Mr Speaker, those who deal in drugs and make profit from drugs, because of the manner in which they make their money, are able to corrupt worthy institutions in any society.
In one country in North America, certain areas, as I said are ungovernable. A lot of people are murdered day in day by drug cartels. The word “cartel”, which was formerly about the proper trade and monopolies and everything, has now been associated with something that is very illicit and illegal.
Mr Speaker, from the last count, it seems as if over US$750 billion is what the illicit drug trade is worth. So it shows us that so much money is made, so much money to corrupt. We have got that. Then we also have the fact that, once communities are affected by drugs, those communities, like human beings, cannot function. Those communities then become a canker in the nation and it becomes a problem.
Mr Speaker, our job now is to ensure that, we have the right institutions to be able to fight the drug menace in this country, in West Africa, in Africa and the world at large. This is because the drug menace does not restrict itself to smaller communities.
It needs more people to be addicted, therefore, it is something that spreads like a disease or an epidemic. Therefore, we cannot work alone. We have NACOB, but NACOB has got to work in tangent with other international anti-drug agencies in order to be able to be effective.
It is up to us to support NACOB with all the necessary resources. I agree very much with Hon Papa Owusu-Ankomah, when he says that, to change it from an Agency to a Commission should not be a mere cosmetic exercise. It should be backed by the right kind of resources, the right kind of equipment and the right kind of personnel, so that we could eliminate or reduce this menace that threatens to engulf our country, because we have quite a lot of people who are addicted to drugs in our society.
Some of us who went to secondary schools are reminded of some of our friends who have either lost their lives or they have lost their minds as a result of drug addiction. I personally have lost
relatives through drugs, so I am talking from a personal experience too.
What we have to do is to ensure that, our society is made aware of the menace, not only fighting it, but all the children and the youth are made aware of the menace.

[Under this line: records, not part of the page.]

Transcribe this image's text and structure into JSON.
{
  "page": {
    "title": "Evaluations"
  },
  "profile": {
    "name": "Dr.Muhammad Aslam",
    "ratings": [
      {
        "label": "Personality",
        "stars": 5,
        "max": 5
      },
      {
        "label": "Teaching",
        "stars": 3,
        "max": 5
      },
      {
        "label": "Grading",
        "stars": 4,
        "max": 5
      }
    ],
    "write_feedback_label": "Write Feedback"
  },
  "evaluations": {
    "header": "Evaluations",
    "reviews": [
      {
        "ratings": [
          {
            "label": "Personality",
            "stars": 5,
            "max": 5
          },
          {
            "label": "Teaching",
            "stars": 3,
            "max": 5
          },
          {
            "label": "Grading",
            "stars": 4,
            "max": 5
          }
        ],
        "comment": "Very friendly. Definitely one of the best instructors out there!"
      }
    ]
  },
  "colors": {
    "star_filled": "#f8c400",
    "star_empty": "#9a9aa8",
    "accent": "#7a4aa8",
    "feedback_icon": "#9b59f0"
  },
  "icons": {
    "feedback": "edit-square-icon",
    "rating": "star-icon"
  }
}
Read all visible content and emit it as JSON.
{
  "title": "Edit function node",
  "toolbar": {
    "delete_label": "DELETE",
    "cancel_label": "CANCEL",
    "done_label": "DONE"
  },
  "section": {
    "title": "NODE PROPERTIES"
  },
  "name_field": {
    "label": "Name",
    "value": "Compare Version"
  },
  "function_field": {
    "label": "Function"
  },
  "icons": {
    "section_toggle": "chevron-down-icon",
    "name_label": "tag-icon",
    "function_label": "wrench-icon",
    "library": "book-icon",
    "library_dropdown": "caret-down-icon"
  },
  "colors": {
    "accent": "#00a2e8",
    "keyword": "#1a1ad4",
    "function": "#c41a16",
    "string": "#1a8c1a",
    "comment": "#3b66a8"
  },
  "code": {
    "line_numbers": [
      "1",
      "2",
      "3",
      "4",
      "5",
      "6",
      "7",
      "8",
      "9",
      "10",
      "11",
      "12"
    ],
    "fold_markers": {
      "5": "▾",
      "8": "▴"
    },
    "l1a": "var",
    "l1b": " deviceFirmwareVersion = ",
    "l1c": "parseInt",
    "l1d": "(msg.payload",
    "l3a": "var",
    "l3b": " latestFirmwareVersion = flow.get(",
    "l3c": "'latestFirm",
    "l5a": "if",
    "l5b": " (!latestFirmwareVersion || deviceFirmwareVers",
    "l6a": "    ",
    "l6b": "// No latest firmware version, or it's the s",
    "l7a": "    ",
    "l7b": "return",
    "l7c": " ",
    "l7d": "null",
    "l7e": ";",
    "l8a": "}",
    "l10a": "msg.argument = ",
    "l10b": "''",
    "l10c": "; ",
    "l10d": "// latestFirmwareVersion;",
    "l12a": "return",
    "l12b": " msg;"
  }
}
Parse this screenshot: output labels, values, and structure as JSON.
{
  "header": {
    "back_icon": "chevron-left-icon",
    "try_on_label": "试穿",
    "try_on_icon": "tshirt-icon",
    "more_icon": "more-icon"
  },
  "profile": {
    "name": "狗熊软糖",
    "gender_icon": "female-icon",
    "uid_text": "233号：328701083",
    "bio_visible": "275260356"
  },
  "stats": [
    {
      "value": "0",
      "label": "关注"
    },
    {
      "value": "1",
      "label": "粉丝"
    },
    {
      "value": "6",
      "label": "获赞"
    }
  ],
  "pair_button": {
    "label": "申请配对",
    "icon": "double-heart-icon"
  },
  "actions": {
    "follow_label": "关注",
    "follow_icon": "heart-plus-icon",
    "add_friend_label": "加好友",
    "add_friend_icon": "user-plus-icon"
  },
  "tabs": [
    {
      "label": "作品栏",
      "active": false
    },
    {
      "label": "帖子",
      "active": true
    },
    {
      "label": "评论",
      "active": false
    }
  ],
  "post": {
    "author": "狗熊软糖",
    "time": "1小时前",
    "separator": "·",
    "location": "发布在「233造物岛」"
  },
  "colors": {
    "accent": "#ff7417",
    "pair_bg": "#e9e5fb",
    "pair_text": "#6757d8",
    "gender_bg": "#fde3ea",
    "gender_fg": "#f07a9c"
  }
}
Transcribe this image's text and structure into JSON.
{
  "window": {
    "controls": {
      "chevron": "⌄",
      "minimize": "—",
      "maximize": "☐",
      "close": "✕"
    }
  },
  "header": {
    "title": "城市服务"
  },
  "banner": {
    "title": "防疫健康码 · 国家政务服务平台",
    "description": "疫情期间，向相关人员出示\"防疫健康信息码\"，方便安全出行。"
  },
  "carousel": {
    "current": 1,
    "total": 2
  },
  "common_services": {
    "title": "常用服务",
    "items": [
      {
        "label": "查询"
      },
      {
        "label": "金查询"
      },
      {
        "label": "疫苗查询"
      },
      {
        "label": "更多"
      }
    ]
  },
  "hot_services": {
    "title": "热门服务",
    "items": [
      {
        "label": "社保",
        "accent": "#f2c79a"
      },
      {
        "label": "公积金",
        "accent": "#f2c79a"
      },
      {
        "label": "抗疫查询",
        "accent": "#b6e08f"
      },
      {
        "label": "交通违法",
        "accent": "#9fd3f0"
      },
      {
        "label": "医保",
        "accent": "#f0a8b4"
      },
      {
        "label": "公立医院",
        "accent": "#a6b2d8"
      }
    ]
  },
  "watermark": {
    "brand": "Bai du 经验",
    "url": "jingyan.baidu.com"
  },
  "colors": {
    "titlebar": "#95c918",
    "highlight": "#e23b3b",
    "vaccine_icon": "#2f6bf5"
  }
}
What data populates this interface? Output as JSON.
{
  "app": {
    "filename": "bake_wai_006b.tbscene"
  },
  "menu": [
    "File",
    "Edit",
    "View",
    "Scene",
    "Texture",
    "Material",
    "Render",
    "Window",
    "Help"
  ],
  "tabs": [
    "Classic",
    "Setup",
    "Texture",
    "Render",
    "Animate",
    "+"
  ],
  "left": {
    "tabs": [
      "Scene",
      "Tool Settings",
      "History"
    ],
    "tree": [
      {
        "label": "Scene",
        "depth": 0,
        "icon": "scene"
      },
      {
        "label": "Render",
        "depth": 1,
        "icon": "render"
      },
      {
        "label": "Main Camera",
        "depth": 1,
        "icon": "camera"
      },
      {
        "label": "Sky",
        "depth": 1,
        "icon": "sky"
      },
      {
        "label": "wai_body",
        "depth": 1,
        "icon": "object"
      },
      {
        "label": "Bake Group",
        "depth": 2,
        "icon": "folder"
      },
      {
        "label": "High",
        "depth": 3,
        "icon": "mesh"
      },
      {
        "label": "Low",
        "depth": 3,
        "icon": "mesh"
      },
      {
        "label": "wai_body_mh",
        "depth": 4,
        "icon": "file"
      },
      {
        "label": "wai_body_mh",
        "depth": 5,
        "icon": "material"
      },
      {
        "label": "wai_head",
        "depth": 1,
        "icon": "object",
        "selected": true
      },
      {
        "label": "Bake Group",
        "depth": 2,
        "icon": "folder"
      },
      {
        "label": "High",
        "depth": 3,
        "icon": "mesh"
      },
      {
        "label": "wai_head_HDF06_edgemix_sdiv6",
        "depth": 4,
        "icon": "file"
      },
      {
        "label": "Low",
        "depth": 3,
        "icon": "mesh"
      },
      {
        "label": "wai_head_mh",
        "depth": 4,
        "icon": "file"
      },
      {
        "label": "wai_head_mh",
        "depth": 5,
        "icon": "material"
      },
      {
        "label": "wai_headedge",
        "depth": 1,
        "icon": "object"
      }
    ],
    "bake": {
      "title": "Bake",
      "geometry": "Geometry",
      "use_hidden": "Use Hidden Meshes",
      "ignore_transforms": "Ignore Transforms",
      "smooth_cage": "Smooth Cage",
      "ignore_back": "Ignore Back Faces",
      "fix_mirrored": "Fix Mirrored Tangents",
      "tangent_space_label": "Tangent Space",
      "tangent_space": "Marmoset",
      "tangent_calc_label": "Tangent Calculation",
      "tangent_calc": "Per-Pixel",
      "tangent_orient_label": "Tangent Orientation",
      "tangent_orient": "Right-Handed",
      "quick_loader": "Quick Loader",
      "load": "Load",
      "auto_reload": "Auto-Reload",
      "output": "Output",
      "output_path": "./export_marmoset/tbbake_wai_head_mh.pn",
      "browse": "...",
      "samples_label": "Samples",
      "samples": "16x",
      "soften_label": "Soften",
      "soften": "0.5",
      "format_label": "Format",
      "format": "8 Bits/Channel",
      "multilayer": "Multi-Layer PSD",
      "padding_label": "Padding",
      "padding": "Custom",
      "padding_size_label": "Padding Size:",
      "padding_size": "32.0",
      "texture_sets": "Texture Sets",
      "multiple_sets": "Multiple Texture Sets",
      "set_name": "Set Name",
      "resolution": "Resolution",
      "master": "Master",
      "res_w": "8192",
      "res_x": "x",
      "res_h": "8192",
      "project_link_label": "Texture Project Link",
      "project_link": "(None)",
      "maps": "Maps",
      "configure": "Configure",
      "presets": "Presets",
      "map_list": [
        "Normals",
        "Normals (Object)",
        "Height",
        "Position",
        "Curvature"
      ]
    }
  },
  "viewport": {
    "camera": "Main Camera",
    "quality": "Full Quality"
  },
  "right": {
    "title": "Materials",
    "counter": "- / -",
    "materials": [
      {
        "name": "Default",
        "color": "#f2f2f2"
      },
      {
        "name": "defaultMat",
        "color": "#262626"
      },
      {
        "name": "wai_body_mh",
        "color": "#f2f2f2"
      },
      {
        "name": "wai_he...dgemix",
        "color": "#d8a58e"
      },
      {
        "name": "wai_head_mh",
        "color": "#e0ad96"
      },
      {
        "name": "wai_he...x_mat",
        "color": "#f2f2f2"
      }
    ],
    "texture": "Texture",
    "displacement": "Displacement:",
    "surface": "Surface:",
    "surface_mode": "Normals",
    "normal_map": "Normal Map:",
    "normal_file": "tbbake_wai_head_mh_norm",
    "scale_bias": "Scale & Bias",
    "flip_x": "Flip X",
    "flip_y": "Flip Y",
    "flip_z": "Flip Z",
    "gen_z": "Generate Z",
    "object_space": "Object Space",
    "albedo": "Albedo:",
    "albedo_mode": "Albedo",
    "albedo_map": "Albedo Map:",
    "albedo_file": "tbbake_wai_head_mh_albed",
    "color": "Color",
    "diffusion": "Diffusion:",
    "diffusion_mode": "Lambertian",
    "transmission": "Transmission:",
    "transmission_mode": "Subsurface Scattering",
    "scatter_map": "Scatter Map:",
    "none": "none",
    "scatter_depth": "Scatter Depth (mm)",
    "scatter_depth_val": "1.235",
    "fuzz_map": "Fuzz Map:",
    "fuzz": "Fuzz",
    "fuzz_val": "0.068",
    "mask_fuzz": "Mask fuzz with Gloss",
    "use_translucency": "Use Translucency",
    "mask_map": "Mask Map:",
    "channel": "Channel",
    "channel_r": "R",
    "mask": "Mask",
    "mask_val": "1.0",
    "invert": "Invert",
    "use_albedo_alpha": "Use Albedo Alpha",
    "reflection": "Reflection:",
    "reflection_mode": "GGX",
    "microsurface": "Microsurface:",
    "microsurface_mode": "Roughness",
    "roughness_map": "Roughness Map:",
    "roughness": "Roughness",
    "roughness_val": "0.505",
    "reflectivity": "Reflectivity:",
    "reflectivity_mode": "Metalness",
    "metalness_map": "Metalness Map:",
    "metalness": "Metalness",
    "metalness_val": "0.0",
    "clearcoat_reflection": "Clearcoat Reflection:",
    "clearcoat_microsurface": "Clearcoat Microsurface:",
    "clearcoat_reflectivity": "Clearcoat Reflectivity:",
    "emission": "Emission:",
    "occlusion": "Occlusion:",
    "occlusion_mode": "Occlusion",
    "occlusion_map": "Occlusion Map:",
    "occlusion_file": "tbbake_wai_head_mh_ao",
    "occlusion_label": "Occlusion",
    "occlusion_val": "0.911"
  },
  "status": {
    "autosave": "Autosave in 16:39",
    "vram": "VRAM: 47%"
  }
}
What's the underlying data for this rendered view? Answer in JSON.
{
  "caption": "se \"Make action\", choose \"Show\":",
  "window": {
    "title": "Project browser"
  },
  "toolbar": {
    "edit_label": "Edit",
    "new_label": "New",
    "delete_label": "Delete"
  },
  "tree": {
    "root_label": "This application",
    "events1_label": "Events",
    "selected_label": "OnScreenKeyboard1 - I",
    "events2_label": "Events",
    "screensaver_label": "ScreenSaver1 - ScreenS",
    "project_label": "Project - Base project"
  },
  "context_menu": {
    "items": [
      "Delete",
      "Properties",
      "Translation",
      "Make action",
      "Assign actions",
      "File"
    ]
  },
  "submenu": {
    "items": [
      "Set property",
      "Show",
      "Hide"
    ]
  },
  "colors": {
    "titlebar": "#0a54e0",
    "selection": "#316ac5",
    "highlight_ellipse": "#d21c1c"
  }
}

So, in keeping with what we are saying, let us develop our lives, our communities and our identities without drugs. It is important that we take this theme and work on it for the year, so that when another theme comes it would improve on what we are doing in the fight against illicit drugs and illegal drugs.
That is what I would like to say in the meantime.
Thank you very much.